If you don’t want to reveal to your employer that you have a second job, or that you get income from other non-job sources, you have a few options:
If your total income is under $200,000 (or $400,000 if filing jointly), you can enter how many kids and dependents you have and multiply them by the credit amount. (See the rules about the and for )
If you want extra tax withheld or expect to claim deductions other than the when you do your taxes, you can note that.
Once completed, give the form to your employer's human resources or payroll team.
Here are two general strategies:
And here are some steps you might take toward a specific outcome:

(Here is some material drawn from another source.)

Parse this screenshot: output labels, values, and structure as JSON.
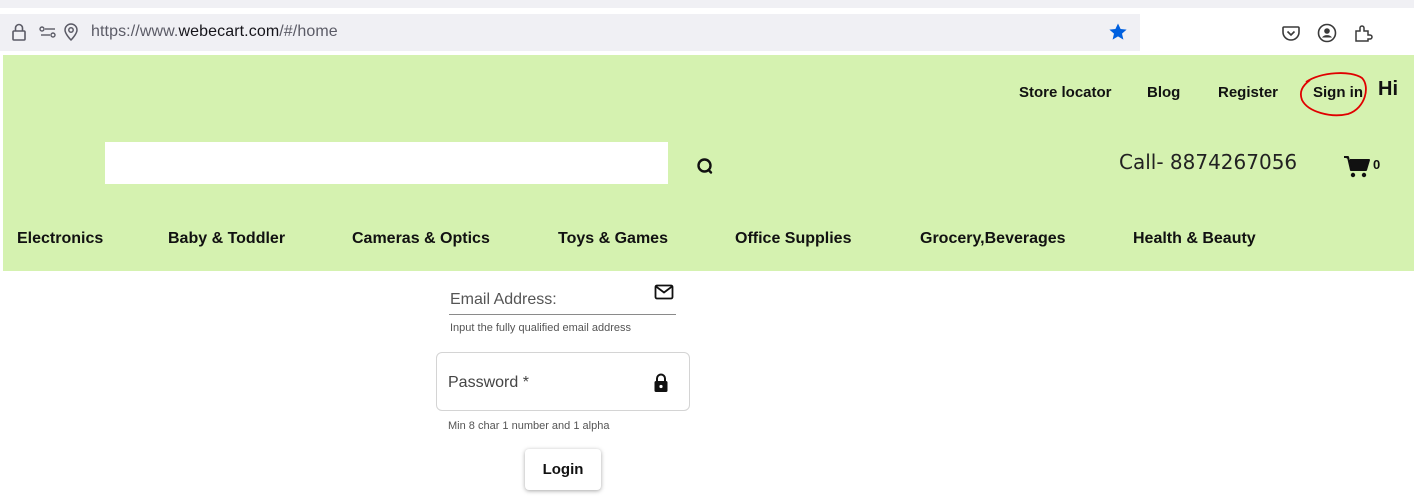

If you want more taxes taken out of your paychecks, perhaps leading to a tax refund when you file your annual return, here's how you might adjust your W-4.
If you want less in taxes taken out of your paychecks, perhaps leading to having to pay a tax bill when you file your annual return, here's how you might adjust your W-4.
If your objective is to engineer your paycheck withholdings so that you end up with a $0 tax bill when you file your annual return, then the accuracy of your W-4 is crucial.
Being exempt means your employer won’t withhold federal income tax from your pay. (Social Security and Medicare taxes will still come out of your check, though.) Generally, the only way you can be exempt from withholding is if two things are true:
If you are exempt from withholding, write “exempt” in the space below step 4(c). You still need to complete steps 1 and 5. Also, you’ll need to submit a new W-4 every year if you plan to keep claiming .
You can change your W-4 at any time, but if any of these things happen to you during the year you might especially want to update your W-4 so your withholdings reflect your tax life:
Tinkering is OK. You're allowed to give your employer a new W-4 at any time. That means you can fill out a W-4, give it to your employer and then check your next paycheck to see how much money was withheld. Then you can start estimating how much you'll have taken out of your paychecks for the full year. If it doesn't seem like it'll be enough to cover your whole tax bill, or if it seems like it'll end up being way too much, you can submit another W-4 and adjust.
If you want an extra set amount withheld from each paycheck to cover taxes on freelance income or other income, you can enter it on lines 4(a) and 4(c) of Form W-4.